■ **SUPPLIED DATA**:
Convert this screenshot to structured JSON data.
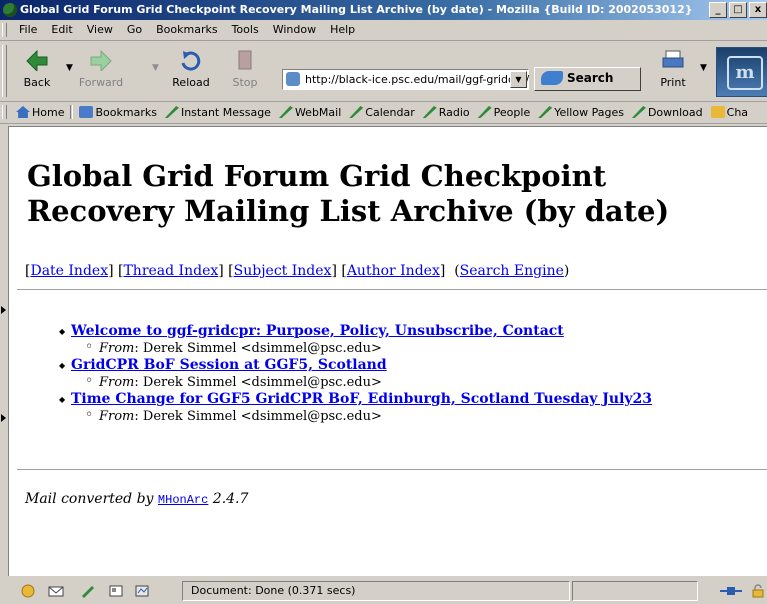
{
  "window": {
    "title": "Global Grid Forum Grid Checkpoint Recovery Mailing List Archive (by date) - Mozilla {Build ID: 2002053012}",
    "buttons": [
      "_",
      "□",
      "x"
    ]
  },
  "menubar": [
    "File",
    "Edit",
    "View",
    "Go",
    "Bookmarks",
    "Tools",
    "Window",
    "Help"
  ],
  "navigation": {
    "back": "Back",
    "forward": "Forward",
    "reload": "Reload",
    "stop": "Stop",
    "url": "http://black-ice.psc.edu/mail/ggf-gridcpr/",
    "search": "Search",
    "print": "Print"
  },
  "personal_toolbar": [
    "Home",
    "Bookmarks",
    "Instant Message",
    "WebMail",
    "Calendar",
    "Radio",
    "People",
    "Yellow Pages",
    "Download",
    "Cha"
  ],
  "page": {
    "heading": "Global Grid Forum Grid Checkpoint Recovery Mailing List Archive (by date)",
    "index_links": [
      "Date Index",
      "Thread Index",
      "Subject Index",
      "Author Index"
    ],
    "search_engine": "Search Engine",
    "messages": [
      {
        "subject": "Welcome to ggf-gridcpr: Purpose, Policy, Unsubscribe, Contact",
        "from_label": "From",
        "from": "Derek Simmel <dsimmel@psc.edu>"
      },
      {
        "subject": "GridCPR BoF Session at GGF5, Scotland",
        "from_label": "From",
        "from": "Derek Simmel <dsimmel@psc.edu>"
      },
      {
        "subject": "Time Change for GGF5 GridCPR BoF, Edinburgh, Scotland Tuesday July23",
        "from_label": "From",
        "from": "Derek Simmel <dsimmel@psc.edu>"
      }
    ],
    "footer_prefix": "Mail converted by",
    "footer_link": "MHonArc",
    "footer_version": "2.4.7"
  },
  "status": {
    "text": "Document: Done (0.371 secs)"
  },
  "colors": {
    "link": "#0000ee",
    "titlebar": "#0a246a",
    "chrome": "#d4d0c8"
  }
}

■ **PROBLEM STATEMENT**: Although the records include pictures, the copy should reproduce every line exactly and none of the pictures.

■ **SOLUTION TO THIS PROBLEM**:
Convert this screenshot to structured JSON data.
{
  "window": {
    "title": "Global Grid Forum Grid Checkpoint Recovery Mailing List Archive (by date) - Mozilla {Build ID: 2002053012}",
    "buttons": [
      "_",
      "□",
      "x"
    ]
  },
  "menubar": [
    "File",
    "Edit",
    "View",
    "Go",
    "Bookmarks",
    "Tools",
    "Window",
    "Help"
  ],
  "navigation": {
    "back": "Back",
    "forward": "Forward",
    "reload": "Reload",
    "stop": "Stop",
    "url": "http://black-ice.psc.edu/mail/ggf-gridcpr/",
    "search": "Search",
    "print": "Print"
  },
  "personal_toolbar": [
    "Home",
    "Bookmarks",
    "Instant Message",
    "WebMail",
    "Calendar",
    "Radio",
    "People",
    "Yellow Pages",
    "Download",
    "Cha"
  ],
  "page": {
    "heading": "Global Grid Forum Grid Checkpoint Recovery Mailing List Archive (by date)",
    "index_links": [
      "Date Index",
      "Thread Index",
      "Subject Index",
      "Author Index"
    ],
    "search_engine": "Search Engine",
    "messages": [
      {
        "subject": "Welcome to ggf-gridcpr: Purpose, Policy, Unsubscribe, Contact",
        "from_label": "From",
        "from": "Derek Simmel <dsimmel@psc.edu>"
      },
      {
        "subject": "GridCPR BoF Session at GGF5, Scotland",
        "from_label": "From",
        "from": "Derek Simmel <dsimmel@psc.edu>"
      },
      {
        "subject": "Time Change for GGF5 GridCPR BoF, Edinburgh, Scotland Tuesday July23",
        "from_label": "From",
        "from": "Derek Simmel <dsimmel@psc.edu>"
      }
    ],
    "footer_prefix": "Mail converted by",
    "footer_link": "MHonArc",
    "footer_version": "2.4.7"
  },
  "status": {
    "text": "Document: Done (0.371 secs)"
  },
  "colors": {
    "link": "#0000ee",
    "titlebar": "#0a246a",
    "chrome": "#d4d0c8"
  }
}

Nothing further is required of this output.